The Ring

Newcomer to Victoria embraces Victorian literature

Wed, 2013-05-29 14:17

Taylor. Photo: Mitch Wright
Taylor. Photo: Mitch Wright

Lieutenant Governor’s Silver Medal (top master’s other than thesis, all faculties):
Adam Taylor, English

Adam Taylor, who is receiving the Lieutenant Governor’s Silver Medal in June 2013 as the top master's student for program achievement, is moving away from Victoria after convocation but is taking his passion for Victorian literature back home to Portland, Oregon.
Taylor was drawn to UVic after attending Marylhurst University, a liberal arts institution 15 km south of Portland, due to how “remarkably affordable” it is to study in Canada. He was initially interested in UVic's interdisciplinary program in cultural, social and political thought after focusing on philosophy as an undergraduate, and it seemed to him that UBC did not have as strong a theoretical program as UVic’s.

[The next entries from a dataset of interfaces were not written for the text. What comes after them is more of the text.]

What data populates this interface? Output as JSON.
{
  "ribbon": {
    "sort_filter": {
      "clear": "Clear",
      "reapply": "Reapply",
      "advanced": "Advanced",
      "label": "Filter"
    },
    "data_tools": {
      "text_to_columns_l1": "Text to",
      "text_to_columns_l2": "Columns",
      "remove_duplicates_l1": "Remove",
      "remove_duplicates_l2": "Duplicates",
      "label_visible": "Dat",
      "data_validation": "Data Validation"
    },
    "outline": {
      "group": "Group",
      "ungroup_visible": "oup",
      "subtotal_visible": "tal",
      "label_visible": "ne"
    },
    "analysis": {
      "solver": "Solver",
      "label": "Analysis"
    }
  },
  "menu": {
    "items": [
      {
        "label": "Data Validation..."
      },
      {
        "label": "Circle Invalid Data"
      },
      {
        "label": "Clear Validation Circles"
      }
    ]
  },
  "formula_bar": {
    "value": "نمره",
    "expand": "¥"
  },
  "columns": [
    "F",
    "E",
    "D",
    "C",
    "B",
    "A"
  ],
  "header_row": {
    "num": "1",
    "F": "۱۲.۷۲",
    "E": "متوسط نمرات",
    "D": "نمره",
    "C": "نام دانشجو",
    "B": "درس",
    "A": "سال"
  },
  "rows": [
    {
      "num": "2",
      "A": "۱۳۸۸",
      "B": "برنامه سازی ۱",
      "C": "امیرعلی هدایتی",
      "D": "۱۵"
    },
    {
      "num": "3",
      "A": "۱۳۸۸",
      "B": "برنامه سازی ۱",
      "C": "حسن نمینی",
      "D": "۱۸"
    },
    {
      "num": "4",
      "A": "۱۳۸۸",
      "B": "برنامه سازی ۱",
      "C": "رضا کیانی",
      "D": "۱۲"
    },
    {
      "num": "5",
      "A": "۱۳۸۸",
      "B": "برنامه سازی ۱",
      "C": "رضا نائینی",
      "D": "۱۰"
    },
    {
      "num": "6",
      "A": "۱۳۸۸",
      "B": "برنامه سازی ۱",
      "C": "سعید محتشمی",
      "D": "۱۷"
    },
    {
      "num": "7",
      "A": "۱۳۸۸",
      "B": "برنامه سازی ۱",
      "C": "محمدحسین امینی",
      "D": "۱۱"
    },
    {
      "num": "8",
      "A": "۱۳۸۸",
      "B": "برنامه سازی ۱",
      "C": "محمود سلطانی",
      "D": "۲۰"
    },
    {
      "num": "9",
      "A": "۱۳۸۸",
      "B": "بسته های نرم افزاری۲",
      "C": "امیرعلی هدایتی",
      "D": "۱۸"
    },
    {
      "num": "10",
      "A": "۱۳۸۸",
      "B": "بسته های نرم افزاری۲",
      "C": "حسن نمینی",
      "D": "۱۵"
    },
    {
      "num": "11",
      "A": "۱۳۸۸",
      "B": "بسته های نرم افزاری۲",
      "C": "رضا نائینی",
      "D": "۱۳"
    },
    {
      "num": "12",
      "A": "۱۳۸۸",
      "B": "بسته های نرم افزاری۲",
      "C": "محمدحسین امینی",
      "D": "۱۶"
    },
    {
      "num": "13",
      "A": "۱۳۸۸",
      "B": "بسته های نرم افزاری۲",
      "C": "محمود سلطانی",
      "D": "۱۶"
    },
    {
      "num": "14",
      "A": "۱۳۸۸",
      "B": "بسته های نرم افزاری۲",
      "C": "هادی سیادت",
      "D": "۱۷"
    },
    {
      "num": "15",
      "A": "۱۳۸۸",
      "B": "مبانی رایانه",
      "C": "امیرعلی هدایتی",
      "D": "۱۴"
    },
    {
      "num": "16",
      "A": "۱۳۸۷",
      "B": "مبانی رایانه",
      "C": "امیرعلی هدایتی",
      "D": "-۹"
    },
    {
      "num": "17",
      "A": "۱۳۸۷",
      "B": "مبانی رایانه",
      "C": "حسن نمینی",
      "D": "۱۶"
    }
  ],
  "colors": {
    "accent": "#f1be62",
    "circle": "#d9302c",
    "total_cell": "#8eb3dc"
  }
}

A full-year teaching-assistant position and supplemental fellowship “sealed the deal. I came here thinking I would work with theory at the graduate level but then found I needed a more tangible focus, [and this came from] Victorian serial periodicals.”
“The library has an amazing collection of Victoria periodicals and I was lucky enough to get in there [before it was transferred to University Archives and Special Collections]. So I could just go upstairs to the shelves, and browse.”  
It captivated him, and he immersed himself in archival research which brought him in touch with material traces of Victorian culture. He attained an 8.0 GPA in graduate work, and his very original essay on Mary Elizabeth Braddon's Aurora Floyd demonstrates how the 1860s marked a period of transition in stereotypes about disabilities and the human body.

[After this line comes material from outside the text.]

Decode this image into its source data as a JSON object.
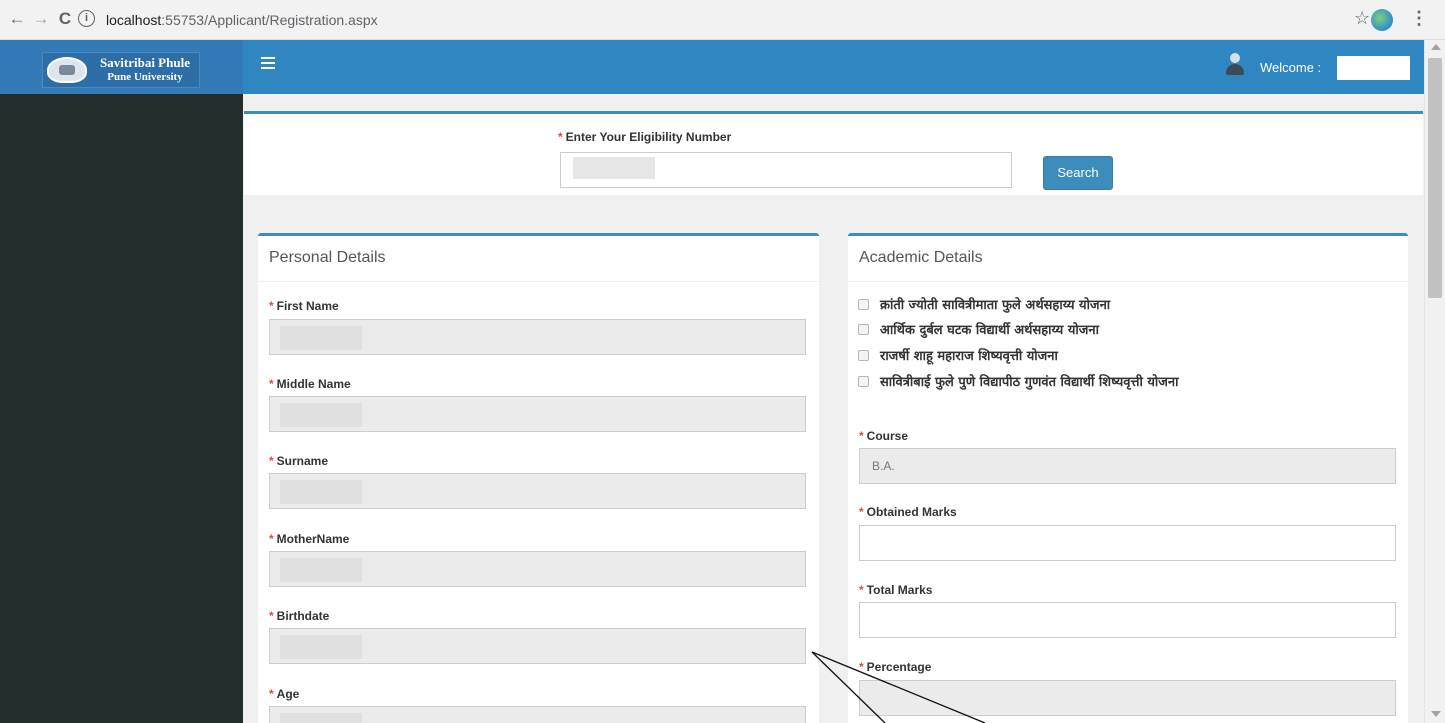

The first edition of Braddon's novel was a whodunnit; she then changed her novel to suit theatre audiences of the Victorian era. Taylor shows how audiences preferred to clearly see a villain's guilt and then boo the character off the stage. He concludes that Braddon initially challenged readers of her novel not to judge people by physical appearance, yet her stage melodrama did just that—reinforcing stereotypical associations with one character who had a hunchback.
Taylor appreciates tangibility in literature studies, but his passion for palpability does not extend only to text: he is also an enthusiast of all things palatable, as an amateur chef. The first in his family to earn a degree, he earned his way through university as a research and a teaching assistant, writing tutor and video store clerk and including an administrative stint on the UVic 50th anniversary team.
He calls himself a “food tourist” but says he can be a “bit of a cheapskate” (for good reason) in searching for grocery bargains and inexpensive food. He especially enjoys preparing Mexican and Indian cuisine, with fish tacos and homemade paneer being two favourites. However, in the weeks before convocation, he and his wife were not spending much time in the kitchen beyond boxing up their pots and pans before a return to their hometown.
He says he had originally intended to pursue a PhD in North America and had even written a statement of intent. “Then I did some soul-searching” and decided he would rather not invest the time because “I really love teaching.” He adds that a doctorate would have put him “in a nation-wide market” but he would rather stay in Portland, where many higher-education teaching jobs are at community colleges.
Given Taylor himself worked his way to excellence after first being inspired by community college teachers, it is understandable he cannot wait to return—this time at the front, not just the head, of the class.